ABOUT THIS TASK => Search term "JSON": please copy every line of the records below that contains it.

━━━━━ DATA FOR REVIEW

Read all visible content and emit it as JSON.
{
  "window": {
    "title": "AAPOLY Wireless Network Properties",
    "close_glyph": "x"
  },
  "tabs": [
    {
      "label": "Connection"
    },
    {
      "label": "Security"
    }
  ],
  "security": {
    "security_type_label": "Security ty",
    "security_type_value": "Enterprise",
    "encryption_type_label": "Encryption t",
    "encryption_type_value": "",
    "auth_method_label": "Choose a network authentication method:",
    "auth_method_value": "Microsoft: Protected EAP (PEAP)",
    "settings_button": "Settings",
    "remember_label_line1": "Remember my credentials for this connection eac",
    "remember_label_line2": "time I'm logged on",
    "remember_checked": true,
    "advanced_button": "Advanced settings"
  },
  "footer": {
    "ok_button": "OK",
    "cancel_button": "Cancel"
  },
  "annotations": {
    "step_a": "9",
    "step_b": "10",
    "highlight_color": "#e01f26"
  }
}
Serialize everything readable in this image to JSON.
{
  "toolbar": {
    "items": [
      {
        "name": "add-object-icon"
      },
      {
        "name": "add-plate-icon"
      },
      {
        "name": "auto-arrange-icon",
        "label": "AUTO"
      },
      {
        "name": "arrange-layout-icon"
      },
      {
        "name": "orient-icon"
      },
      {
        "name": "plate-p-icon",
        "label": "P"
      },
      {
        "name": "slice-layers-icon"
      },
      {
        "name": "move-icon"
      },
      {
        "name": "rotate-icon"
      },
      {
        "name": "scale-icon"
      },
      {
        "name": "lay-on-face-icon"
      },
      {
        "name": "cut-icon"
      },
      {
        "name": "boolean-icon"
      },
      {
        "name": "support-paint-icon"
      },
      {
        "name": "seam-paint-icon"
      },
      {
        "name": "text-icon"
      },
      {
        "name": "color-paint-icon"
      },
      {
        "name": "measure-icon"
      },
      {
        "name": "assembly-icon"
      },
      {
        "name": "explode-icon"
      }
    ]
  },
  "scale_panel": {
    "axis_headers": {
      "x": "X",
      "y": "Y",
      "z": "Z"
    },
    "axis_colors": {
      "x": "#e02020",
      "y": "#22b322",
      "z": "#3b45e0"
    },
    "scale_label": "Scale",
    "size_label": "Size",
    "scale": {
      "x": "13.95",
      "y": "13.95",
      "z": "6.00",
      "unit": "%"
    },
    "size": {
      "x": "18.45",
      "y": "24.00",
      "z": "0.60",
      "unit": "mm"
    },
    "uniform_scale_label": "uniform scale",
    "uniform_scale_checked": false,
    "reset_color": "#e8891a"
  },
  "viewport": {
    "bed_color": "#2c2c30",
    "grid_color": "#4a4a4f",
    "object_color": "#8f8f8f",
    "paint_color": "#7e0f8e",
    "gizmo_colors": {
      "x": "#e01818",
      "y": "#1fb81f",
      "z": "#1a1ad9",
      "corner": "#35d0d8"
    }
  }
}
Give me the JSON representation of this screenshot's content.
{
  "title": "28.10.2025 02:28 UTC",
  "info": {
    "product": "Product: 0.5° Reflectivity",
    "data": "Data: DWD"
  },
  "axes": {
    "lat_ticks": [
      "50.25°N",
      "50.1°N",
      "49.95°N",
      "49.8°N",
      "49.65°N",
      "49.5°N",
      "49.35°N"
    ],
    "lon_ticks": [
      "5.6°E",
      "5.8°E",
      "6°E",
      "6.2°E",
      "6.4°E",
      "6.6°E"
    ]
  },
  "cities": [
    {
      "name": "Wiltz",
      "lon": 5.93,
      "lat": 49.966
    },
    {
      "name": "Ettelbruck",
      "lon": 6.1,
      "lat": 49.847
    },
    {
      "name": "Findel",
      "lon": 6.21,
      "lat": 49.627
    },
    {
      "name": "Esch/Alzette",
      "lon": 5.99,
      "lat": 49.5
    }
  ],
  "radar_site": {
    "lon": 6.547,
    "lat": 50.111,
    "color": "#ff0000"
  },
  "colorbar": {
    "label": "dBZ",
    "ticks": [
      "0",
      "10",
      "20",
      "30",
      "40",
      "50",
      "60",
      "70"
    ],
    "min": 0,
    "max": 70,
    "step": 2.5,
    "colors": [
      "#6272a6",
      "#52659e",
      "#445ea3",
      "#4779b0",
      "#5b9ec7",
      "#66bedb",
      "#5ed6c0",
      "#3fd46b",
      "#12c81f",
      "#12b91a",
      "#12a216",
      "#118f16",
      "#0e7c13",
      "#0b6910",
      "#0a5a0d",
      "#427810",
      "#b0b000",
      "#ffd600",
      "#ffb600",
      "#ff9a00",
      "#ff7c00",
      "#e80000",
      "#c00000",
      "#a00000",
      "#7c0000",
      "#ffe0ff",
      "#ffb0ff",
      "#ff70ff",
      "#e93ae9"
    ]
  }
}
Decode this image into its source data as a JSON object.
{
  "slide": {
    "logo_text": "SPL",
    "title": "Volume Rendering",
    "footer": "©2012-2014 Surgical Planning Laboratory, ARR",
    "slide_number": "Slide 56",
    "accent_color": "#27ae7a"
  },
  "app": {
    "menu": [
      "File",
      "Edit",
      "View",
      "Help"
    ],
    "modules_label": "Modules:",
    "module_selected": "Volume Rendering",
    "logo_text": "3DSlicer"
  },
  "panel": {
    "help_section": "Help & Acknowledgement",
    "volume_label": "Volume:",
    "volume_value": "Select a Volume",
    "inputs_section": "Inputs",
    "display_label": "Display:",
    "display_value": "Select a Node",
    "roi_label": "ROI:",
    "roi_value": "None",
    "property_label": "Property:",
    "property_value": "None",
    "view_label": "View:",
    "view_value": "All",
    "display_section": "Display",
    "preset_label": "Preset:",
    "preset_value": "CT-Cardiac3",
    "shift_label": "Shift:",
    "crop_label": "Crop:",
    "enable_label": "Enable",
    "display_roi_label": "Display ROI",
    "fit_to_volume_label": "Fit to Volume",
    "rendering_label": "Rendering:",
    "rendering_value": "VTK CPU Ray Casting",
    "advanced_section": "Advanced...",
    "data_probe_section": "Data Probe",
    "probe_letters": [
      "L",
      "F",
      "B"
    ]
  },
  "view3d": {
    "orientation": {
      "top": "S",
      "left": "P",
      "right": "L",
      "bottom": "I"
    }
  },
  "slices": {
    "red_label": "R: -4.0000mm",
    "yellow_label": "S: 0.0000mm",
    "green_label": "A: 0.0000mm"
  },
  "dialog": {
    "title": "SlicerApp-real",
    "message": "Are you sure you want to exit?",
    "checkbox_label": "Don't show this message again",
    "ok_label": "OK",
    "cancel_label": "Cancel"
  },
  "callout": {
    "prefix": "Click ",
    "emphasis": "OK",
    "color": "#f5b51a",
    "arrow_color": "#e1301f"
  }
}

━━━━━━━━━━

WRITTEN ANSWER =>
Read all visible content and emit it as JSON.
Serialize everything readable in this image to JSON.
Give me the JSON representation of this screenshot's content.
Decode this image into its source data as a JSON object.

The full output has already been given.